Behind-the-Scenes: Making the BfB Baroque™ Crooks

The idea of producing a new configuration for a Baroque trumpet came into focus in 2015. As with most things, it seemed pretty straightforward at first: with a shorter bell profile, we could change crooks at both ends of the trumpet, keeping the vents in the middle of the horn which would allow the instrument to play in more keys with vented yards (or without) than most historical replicas. The other overriding consideration was cost. Our mission was to bring the price point as low as possible to help trumpeters get a foot in the door playing the Baroque trumpet, so hand-seamed tubing and bells were out of the question. Our basic concept was first prototyped using vinyl tubing and cloth wrap (image below) which worked remarkably well, but there were durability issues, so we started looking into making the crooks out of brass.
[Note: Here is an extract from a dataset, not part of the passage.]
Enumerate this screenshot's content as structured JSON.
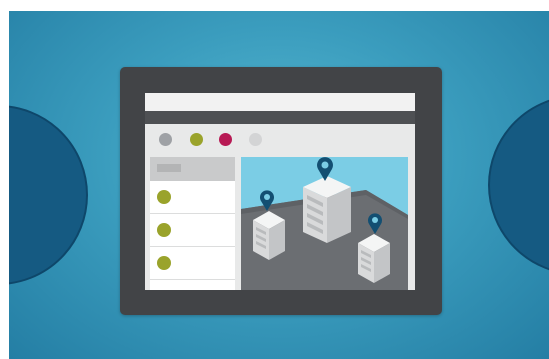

In late 2016, we were introduced to Miles O'Malley, a young Chicago-based French horn player that was becoming known for repairing instruments and making natural horns. He had been inspired into this line of work having attended Richard Seraphinoff's natural trumpet making workshop in Indiana when he was only 14 years old. Without realizing what he was getting into, he signed up for the challenge of creating crooks for our trumpet.

The project presented countless unanticipated challenges, but over time we were able to design crooks for the trumpet to play in 10 keys, from low A to high G, covering most keys needed to play any Baroque or classical period repertoire.

Over the past 6 years Miles has tried many different processes. He started out filling the brass tubing with pitch (tar) and using forms cut from wood. In this case, the crooks had to be made in halves and then soldered together after bending. He then started using a specially formulated frozen solution which produced good results and was easier for cleaning. More recently, Miles began to use 3D printed forms which have facilitated making the crooks in one piece, and it turns out that pitch works extremely well to keep the integrity of the second bend. (Those 15th century instrument makers were on to something!)

Miles' company, O'Malley Brass Instruments manufactures complete instruments as well as components for other manufacturers of brass instruments. Miles continues to make natural, Baroque, and Vienna horns, which are marketed and sold by Hampson Horns. All this work is done at Miles' facility in Chicago which has a storefront called Beverly Music Co. (in partnership with Victor Yuen) where customers can play and purchase brass instruments.

We are really fortunate to be working with people like Miles that have a passion for quality and innovation!

Testing out bells at O'Malley Musical Instruments with Nikolai Mänttäri